I like to go direct on my S1. I place a plastic pvc tube to disengage the auto EQ. Use my own EQ (and Boss just introduced a new EQ that is so studio quality) in a pedal, I like my effects in parallel for wet and buffered and my distortions drive, flange, fuzz, not buffered because those depend on direct input from the pick up in the guitar. There are over a thousand reasons why the pros use pedals. No pros will use the on board effects.
An aside - Behringer makes 98% of all parts going into all electronic equipment so every boutique pedal or EH, Boss, Fender, is the sum of its parts, which equals Behringer. Don't sell Behringer short you hear them everywhere.
May 25, 2004
I don't always understand everything you write about, and I do not play electric, or use effects pedals, so no comment there, however there is one bit of misinformation or misunderstanding in this post I will address.
Using the pvc to activate the pole insert switch does not defeat Bose EQ, it does defeat the multi position auto change of the accelerometer, but by engaging the pole socket switch you have engaged an EQ curve specifically designed for the more open space usually utilized with a stand mounted speaker.

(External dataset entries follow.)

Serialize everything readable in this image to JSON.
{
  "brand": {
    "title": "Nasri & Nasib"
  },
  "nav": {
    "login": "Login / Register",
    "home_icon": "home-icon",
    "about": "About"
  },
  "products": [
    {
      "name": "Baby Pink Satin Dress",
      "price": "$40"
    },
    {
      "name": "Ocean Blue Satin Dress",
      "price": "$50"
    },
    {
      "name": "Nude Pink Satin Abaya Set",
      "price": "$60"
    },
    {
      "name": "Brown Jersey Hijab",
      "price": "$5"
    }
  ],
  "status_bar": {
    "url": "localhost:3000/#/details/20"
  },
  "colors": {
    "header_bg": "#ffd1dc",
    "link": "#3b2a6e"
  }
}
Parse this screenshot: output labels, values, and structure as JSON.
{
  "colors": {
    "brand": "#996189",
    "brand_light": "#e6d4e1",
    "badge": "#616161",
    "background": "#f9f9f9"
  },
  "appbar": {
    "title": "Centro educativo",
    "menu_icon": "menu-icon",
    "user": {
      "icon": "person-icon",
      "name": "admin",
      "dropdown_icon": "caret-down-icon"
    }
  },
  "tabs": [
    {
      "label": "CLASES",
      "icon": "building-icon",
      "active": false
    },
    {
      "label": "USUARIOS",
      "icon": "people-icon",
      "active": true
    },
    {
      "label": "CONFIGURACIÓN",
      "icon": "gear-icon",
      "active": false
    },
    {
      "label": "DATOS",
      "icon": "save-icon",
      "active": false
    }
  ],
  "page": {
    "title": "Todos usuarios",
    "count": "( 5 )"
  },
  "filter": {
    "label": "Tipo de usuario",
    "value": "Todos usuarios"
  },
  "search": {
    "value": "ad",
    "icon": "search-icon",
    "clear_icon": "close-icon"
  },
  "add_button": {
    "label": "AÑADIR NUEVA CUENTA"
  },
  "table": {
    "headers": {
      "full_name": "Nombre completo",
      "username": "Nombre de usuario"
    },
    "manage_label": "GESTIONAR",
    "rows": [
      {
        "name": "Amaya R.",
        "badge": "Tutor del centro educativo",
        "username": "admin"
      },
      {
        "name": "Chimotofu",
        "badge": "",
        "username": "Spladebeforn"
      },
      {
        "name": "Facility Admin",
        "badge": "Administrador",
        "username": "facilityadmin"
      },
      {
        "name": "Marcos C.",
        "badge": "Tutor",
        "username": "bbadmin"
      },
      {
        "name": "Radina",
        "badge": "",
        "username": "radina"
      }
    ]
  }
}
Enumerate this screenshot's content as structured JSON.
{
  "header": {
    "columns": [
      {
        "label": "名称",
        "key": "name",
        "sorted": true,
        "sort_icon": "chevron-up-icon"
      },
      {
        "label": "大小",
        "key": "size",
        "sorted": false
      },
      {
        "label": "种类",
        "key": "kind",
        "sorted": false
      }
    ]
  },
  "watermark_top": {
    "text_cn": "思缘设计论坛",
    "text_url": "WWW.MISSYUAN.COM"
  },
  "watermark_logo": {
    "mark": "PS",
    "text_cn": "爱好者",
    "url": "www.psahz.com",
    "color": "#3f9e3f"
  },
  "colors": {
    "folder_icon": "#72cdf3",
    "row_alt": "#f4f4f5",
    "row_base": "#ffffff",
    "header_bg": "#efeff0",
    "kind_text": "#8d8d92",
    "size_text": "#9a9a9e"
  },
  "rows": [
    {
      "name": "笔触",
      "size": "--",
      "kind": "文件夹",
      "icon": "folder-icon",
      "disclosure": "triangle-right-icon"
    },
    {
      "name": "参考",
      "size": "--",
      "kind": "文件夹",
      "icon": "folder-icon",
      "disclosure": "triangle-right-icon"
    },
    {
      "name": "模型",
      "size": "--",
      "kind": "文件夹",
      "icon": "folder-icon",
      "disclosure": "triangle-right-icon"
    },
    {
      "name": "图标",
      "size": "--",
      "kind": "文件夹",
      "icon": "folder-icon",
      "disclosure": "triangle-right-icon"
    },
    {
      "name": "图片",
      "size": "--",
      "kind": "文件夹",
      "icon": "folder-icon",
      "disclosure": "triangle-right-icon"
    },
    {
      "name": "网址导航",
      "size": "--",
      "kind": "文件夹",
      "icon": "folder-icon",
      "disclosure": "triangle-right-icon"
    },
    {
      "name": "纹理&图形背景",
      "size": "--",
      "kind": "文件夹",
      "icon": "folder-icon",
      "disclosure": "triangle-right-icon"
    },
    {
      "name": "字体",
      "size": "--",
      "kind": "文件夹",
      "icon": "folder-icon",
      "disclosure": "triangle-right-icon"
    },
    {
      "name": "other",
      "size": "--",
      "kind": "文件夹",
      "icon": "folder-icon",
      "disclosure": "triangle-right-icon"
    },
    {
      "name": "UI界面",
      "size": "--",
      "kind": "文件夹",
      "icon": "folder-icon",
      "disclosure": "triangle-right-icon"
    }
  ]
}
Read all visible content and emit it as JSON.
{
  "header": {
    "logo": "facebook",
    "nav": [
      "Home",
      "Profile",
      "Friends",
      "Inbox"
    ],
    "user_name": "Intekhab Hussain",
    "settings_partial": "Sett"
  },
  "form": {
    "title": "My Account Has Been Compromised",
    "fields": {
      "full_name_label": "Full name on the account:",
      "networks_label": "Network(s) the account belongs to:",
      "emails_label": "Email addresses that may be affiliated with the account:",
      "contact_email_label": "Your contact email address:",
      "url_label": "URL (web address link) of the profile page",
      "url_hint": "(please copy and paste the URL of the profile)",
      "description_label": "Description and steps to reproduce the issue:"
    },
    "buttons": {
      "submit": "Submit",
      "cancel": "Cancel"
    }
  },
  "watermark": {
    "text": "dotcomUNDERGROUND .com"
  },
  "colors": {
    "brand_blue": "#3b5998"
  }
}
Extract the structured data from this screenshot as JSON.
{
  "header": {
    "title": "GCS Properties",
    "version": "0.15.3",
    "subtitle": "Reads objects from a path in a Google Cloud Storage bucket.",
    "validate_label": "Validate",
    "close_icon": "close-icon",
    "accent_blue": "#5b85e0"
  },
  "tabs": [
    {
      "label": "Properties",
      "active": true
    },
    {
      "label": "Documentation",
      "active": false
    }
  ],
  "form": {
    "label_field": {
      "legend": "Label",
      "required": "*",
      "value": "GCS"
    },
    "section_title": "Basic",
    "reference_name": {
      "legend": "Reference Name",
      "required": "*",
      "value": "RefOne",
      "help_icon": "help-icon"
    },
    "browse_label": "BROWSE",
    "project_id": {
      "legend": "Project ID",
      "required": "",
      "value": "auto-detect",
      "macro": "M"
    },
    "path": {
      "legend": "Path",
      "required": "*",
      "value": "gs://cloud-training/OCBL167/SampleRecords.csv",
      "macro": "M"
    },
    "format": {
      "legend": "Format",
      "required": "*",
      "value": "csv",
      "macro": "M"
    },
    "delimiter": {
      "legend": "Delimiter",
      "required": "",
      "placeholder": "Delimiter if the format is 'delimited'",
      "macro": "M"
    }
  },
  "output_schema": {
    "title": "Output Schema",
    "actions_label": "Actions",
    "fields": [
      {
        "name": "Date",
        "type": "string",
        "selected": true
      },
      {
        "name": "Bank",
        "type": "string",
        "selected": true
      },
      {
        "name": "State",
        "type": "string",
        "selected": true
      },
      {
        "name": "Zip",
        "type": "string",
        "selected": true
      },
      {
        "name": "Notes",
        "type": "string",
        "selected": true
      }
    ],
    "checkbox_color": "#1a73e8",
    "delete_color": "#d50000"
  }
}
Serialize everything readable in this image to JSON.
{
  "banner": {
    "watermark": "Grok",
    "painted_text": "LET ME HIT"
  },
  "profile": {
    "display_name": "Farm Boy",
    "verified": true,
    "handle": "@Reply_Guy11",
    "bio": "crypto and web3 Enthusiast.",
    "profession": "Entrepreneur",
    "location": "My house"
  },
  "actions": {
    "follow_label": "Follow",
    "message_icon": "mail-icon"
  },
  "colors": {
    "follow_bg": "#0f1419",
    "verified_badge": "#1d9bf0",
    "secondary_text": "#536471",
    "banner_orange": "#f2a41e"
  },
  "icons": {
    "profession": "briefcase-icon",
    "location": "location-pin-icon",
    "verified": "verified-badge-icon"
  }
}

Because EQ is subjective you, and others, may prefer this pole mount EQ for your use and there is no harm done by using it.